Recently, we had a policy discussion forum about the issue of whether Australia should follow most of the rest of the OECD and introduce the right to paid maternity leave. For the full slides, see here.
During the discussion I introduced the topic of paid maternity in the context of the recent proposals by the Democrats and the Greens to guarantee women 14 weeks of paid maternity leave, with the payment being at the level of the minimum wage and provided by the government. Such a scheme would apply to about 100,000 women a year which would make the cost close to half a billion a year. From an economic point of view, the relevant question to ask is whether there are any market failures at work that would warrant such an appeal to the public purse.

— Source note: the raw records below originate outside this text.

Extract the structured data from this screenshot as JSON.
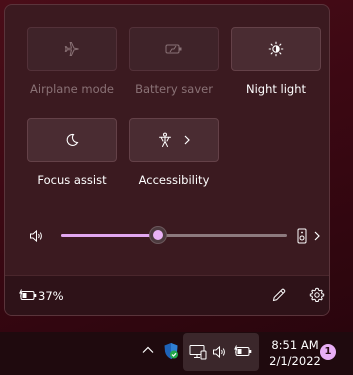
{
  "quick_settings": {
    "tiles": [
      {
        "label": "Airplane mode",
        "icon": "airplane-icon",
        "state": "disabled"
      },
      {
        "label": "Battery saver",
        "icon": "battery-saver-icon",
        "state": "disabled"
      },
      {
        "label": "Night light",
        "icon": "night-light-icon",
        "state": "available"
      },
      {
        "label": "Focus assist",
        "icon": "focus-assist-icon",
        "state": "available"
      },
      {
        "label": "Accessibility",
        "icon": "accessibility-icon",
        "state": "available"
      }
    ],
    "volume": {
      "level": 0.43,
      "icon": "speaker-icon",
      "output_icon": "speaker-device-icon"
    },
    "footer": {
      "battery_percent": "37%",
      "battery_icon": "battery-charging-icon",
      "edit_icon": "pencil-icon",
      "settings_icon": "gear-icon"
    }
  },
  "taskbar": {
    "time": "8:51 AM",
    "date": "2/1/2022",
    "notification_count": "1"
  },
  "colors": {
    "accent": "#e2a7f0",
    "panel_bg": "#3b1a20",
    "footer_bg": "#2e1218",
    "taskbar_bg": "#1f0a0e"
  }
}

Alison MacIntyre argued this scheme does make sense from an economic point of view because of the benefits to the rest of society of having children to perpetuate the nation. The scheme is an effective subsidy from families without children (who pay part of the tax population paying for the scheme) to families with children. Since private employers do not take such beneficial social incentive effects into account they are not going to be in favour of maternity leave, and indeed would discriminate women if they as employers would have to pay for such a scheme. Private individuals deciding to have kids do not obtain the full societal benefits of having kids. Hence Alison argued we needed a government funded scheme to bribe people into having more kids, or at least to help them out. Most other countries indeed have such a scheme, varying from 12 weeks to a whole year of paid maternity leave. Alison pointed out that women’s groups support it and many large businesses already have such schemes anyway.
Ben Ives on the other hand argued we should not have a scheme like this. His main argument was that having children strongly disrupts the worker-employer relationship, putting an unfair burden on employers of their employees taking time off to care for children, quite apart from the actual wage cost of a maternity scheme. The right to return to the same job when pregnant would furthermore add unfair costs on the employer of training temporary replacements who would then unfairly have to be gotten rid off when the leaver returns. Ben supported the idea that employers should be able to discriminate on the basis of expected pregnancy since this entailed a relevant business cost, and that in general the government should not try to achieve social outcomes (more kids) by labour relations regulation. Ben argued that the incentive to have more children was going to be quite small and probably only relevant at the bottom end of the wage distribution. Finally, Ben made the argument that there was no pressing reason to want a higher population in the first place and that we already have enough kids in Australia.
What the discussion made chrystal clear is that kids are a nuisance from the point of view of the businesses hiring the parents and that any wish to increase the child bearing of workers is going to have to recognise that businesses have little incentive to work along with such schemes. Ben is probably spot on in his assertion that most selfish employers have good reasons to shun people who might get pregnant. Should we as a country ever get really worried about low fertility rates therefore and also want the women with kids to be able to be competitive in the world of work, heavy interference in the worker-employer relation when child bearing is involved is inevitable.